NEWARK, NJ – Drive-in movie theaters, an iconic slice of Americana, planted their roots in New Jersey soil before sprouting across the nation. The inception occurred when Richard Hollingshead Jr., a sales manager, combined his love for automobiles and films, leading to the establishment of the first-ever drive-in theater in Camden, New Jersey on June 6, 1933.
The pioneering outdoor venue, with a sizable screen erected at the rear of Hollingshead’s driveway, epitomized innovation. It showcased “Wives Beware,” to an audience nestled in their vehicles, marking the advent of a new era in cinematic viewing.
The concept gained traction, with drive-ins popping up across the nation, offering a unique blend of entertainment and social interaction. By the late 1950s, America was home to over 4,000 drive-in theaters, symbolizing a golden era of outdoor movie viewing.
However, the rise of home entertainment systems and urban sprawl led to a decline in their popularity, closing many doors. Yet, the allure of watching films under a starlit sky kept a number of these establishments alive.
Fast forward to today, New Jersey, the birthplace of this nostalgic experience, continues to keep the tradition alive.
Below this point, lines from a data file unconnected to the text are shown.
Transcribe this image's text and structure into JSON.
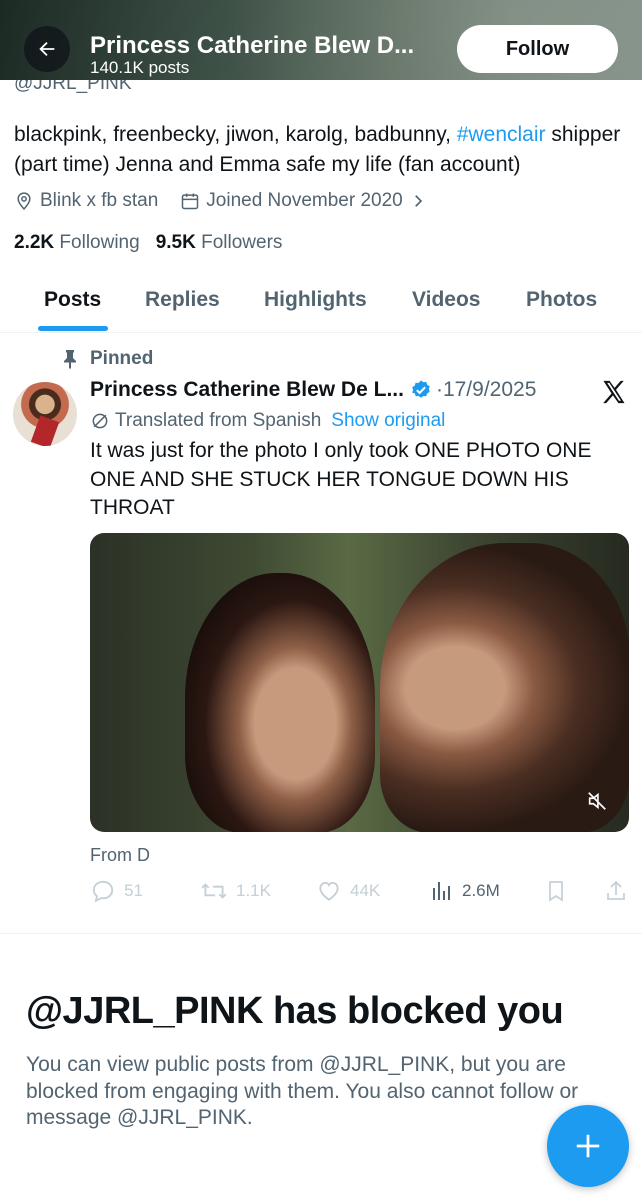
{
  "header": {
    "display_name": "Princess Catherine Blew D...",
    "post_count": "140.1K posts",
    "follow_label": "Follow",
    "handle": "@JJRL_PINK"
  },
  "profile": {
    "bio_text": "blackpink, freenbecky, jiwon, karolg, badbunny, ",
    "bio_hashtag": "#wenclair",
    "bio_text_2": " shipper (part time) Jenna and Emma safe my life (fan account)",
    "location": "Blink x fb stan",
    "joined": "Joined November 2020",
    "following_count": "2.2K",
    "following_label": "Following",
    "followers_count": "9.5K",
    "followers_label": "Followers"
  },
  "tabs": [
    "Posts",
    "Replies",
    "Highlights",
    "Videos",
    "Photos"
  ],
  "post": {
    "pinned_label": "Pinned",
    "author_name": "Princess Catherine Blew De L...",
    "date": "·17/9/2025",
    "translated_label": "Translated from Spanish",
    "show_original": "Show original",
    "text": "It was just for the photo I only took ONE PHOTO  ONE ONE  AND SHE STUCK HER TONGUE DOWN HIS THROAT",
    "source_caption": "From D",
    "replies": "51",
    "reposts": "1.1K",
    "likes": "44K",
    "views": "2.6M"
  },
  "blocked": {
    "title": "@JJRL_PINK has blocked you",
    "message": "You can view public posts from @JJRL_PINK, but you are blocked from engaging with them. You also cannot follow or message @JJRL_PINK."
  },
  "colors": {
    "accent": "#1d9bf0",
    "secondary_text": "#536471",
    "primary_text": "#0f1419"
  },
  "icons": [
    "back-arrow-icon",
    "location-icon",
    "calendar-icon",
    "chevron-right-icon",
    "pin-icon",
    "verified-badge-icon",
    "x-logo-icon",
    "translate-icon",
    "mute-icon",
    "reply-icon",
    "repost-icon",
    "like-icon",
    "views-icon",
    "bookmark-icon",
    "share-icon",
    "compose-plus-icon"
  ]
}
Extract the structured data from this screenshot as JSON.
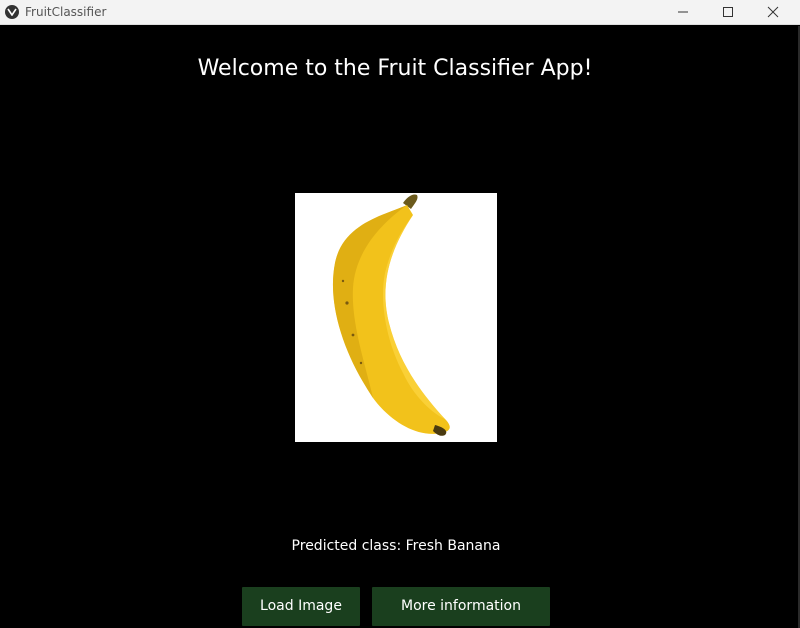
{
  "window": {
    "title": "FruitClassifier"
  },
  "main": {
    "heading": "Welcome to the Fruit Classifier App!",
    "image_subject": "Banana",
    "prediction_text": "Predicted class: Fresh Banana"
  },
  "actions": {
    "load_label": "Load Image",
    "info_label": "More information"
  },
  "colors": {
    "background": "#000000",
    "button": "#1a3f1e",
    "banana": "#f2c21b"
  }
}
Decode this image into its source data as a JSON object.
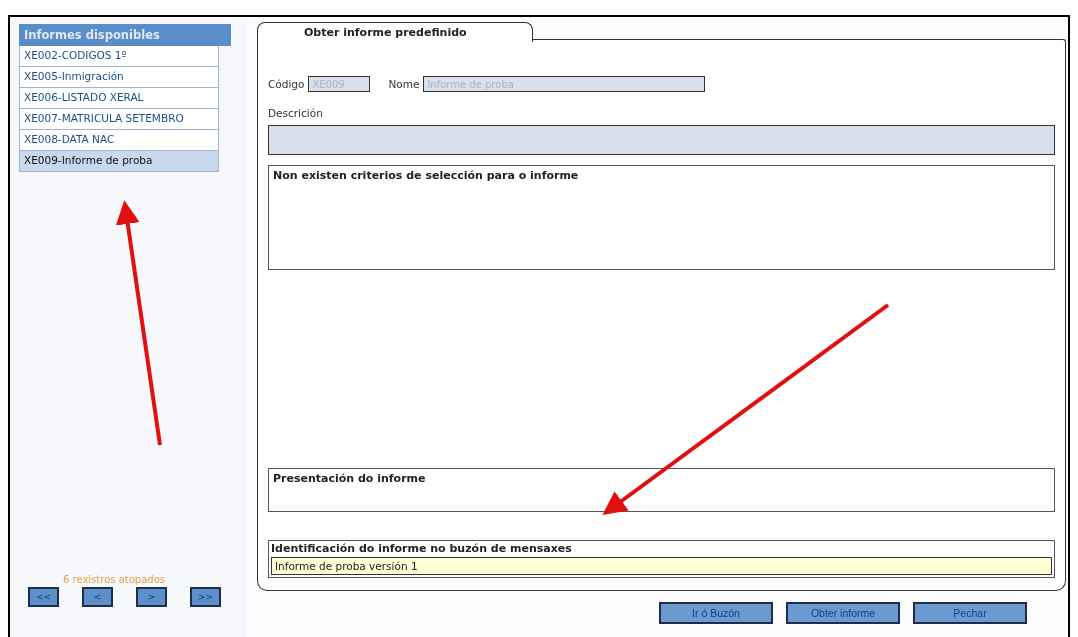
{
  "reports_panel": {
    "title": "Informes disponibles",
    "items": [
      {
        "label": "XE002-CODIGOS 1º",
        "selected": false
      },
      {
        "label": "XE005-Inmigración",
        "selected": false
      },
      {
        "label": "XE006-LISTADO XERAL",
        "selected": false
      },
      {
        "label": "XE007-MATRICULA SETEMBRO",
        "selected": false
      },
      {
        "label": "XE008-DATA NAC",
        "selected": false
      },
      {
        "label": "XE009-Informe de proba",
        "selected": true
      }
    ],
    "count": "6 rexistros atopados",
    "pager": [
      "<<",
      "<",
      ">",
      ">>"
    ]
  },
  "tab": {
    "label": "Obter informe predefinido"
  },
  "form": {
    "code_label": "Código",
    "code_value": "XE009",
    "name_label": "Nome",
    "name_value": "Informe de proba",
    "description_label": "Descrición",
    "criteria_title": "Non existen criterios de selección para o informe",
    "presentation_title": "Presentación do informe",
    "identification_title": "Identificación do informe no buzón de mensaxes",
    "identification_value": "Informe de proba versión 1"
  },
  "buttons": [
    "Ir ó Buzón",
    "Obter informe",
    "Pechar"
  ]
}
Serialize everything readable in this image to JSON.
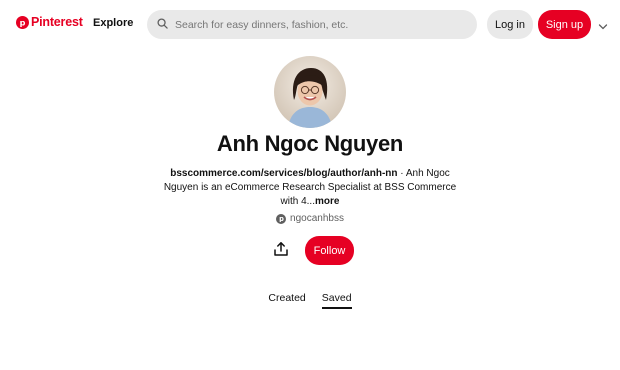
{
  "header": {
    "logo_text": "Pinterest",
    "explore_label": "Explore",
    "search_placeholder": "Search for easy dinners, fashion, etc.",
    "login_label": "Log in",
    "signup_label": "Sign up",
    "brand_color": "#e60023"
  },
  "profile": {
    "name": "Anh Ngoc Nguyen",
    "bio_link": "bsscommerce.com/services/blog/author/anh-nn",
    "bio_text": " · Anh Ngoc Nguyen is an eCommerce Research Specialist at BSS Commerce with 4...",
    "bio_more": "more",
    "handle": "ngocanhbss",
    "follow_label": "Follow"
  },
  "tabs": [
    {
      "label": "Created",
      "active": false
    },
    {
      "label": "Saved",
      "active": true
    }
  ],
  "icons": {
    "logo": "pinterest-logo-icon",
    "search": "search-icon",
    "chevron": "chevron-down-icon",
    "share": "share-icon",
    "handle": "pinterest-icon"
  }
}
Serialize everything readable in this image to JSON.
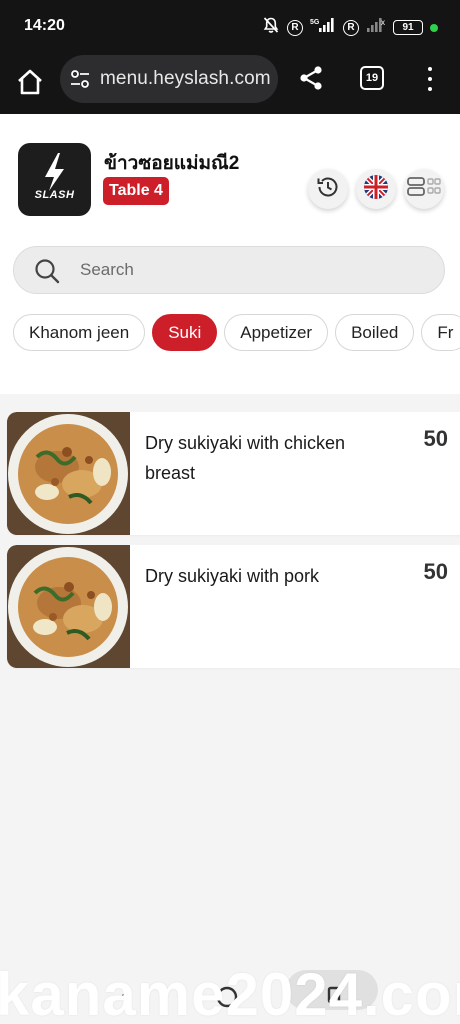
{
  "status_bar": {
    "time": "14:20",
    "network": "5G",
    "roaming_badge": "R",
    "battery": "91"
  },
  "browser": {
    "url": "menu.heyslash.com",
    "tab_count": "19"
  },
  "header": {
    "logo_text": "SLASH",
    "shop_name": "ข้าวซอยแม่มณี2",
    "table_label": "Table 4"
  },
  "search": {
    "placeholder": "Search",
    "value": ""
  },
  "categories": [
    "Khanom jeen",
    "Suki",
    "Appetizer",
    "Boiled",
    "Fr"
  ],
  "active_category": "Suki",
  "items": [
    {
      "name": "Dry sukiyaki with chicken breast",
      "price": "50"
    },
    {
      "name": "Dry sukiyaki with pork",
      "price": "50"
    }
  ],
  "watermark": "kaname2024.com",
  "colors": {
    "accent": "#cc1f2a",
    "toolbar": "#141414"
  }
}
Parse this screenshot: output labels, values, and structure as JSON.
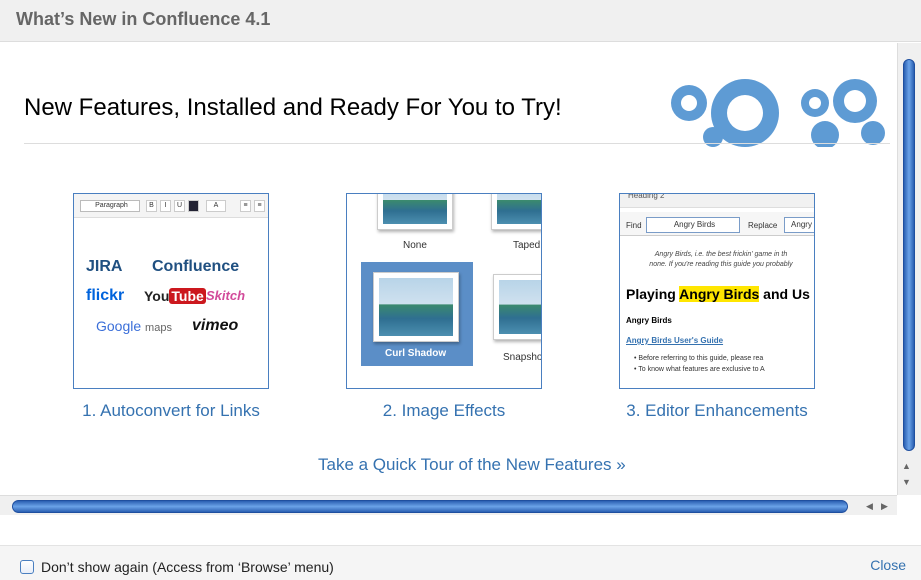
{
  "dialog": {
    "title": "What’s New in Confluence 4.1"
  },
  "content": {
    "headline": "New Features, Installed and Ready For You to Try!",
    "features": [
      {
        "caption": "1. Autoconvert for Links"
      },
      {
        "caption": "2. Image Effects"
      },
      {
        "caption": "3. Editor Enhancements"
      }
    ],
    "tour_link": "Take a Quick Tour of the New Features »"
  },
  "thumb1": {
    "paragraph": "Paragraph",
    "buttons": [
      "B",
      "I",
      "U",
      "A",
      "≡",
      "≡"
    ],
    "logos": {
      "jira": "JIRA",
      "confluence": "Confluence",
      "flickr": "flickr",
      "youtube_you": "You",
      "youtube_tube": "Tube",
      "skitch": "Skitch",
      "google": "Google",
      "maps": "maps",
      "vimeo": "vimeo"
    }
  },
  "thumb2": {
    "labels": {
      "none": "None",
      "taped": "Taped",
      "curl": "Curl Shadow",
      "snapshot": "Snapsho"
    }
  },
  "thumb3": {
    "toolbar_style": "Heading 2",
    "find_label": "Find",
    "find_value": "Angry Birds",
    "replace_label": "Replace",
    "replace_value": "Angry N",
    "para_line1": "Angry Birds, i.e. the best frickin' game in th",
    "para_line2": "none. If you're reading this guide you probably",
    "heading_pre": "Playing ",
    "heading_hl": "Angry Birds",
    "heading_post": " and Us",
    "subheading": "Angry Birds",
    "link": "Angry Birds User's Guide",
    "bullet1": "• Before referring to this guide, please rea",
    "bullet2": "• To know what features are exclusive to A"
  },
  "footer": {
    "checkbox_label": "Don’t show again (Access from ‘Browse’ menu)",
    "checkbox_checked": false,
    "close_label": "Close"
  },
  "colors": {
    "link": "#3572b0",
    "scroll": "#4a86d6",
    "gear": "#5e9bd4"
  }
}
Currently, the state hosts two operational drive-in theaters: the Delsea Drive-In Theatre in Vineland and the Warwick Drive-In near the New Jersey-New York border.
The enduring charm of drive-in theaters resonates with those yearning for a blend of vintage vibes and cinematic magic, a testament to Hollingshead’s ingenuity almost a century ago.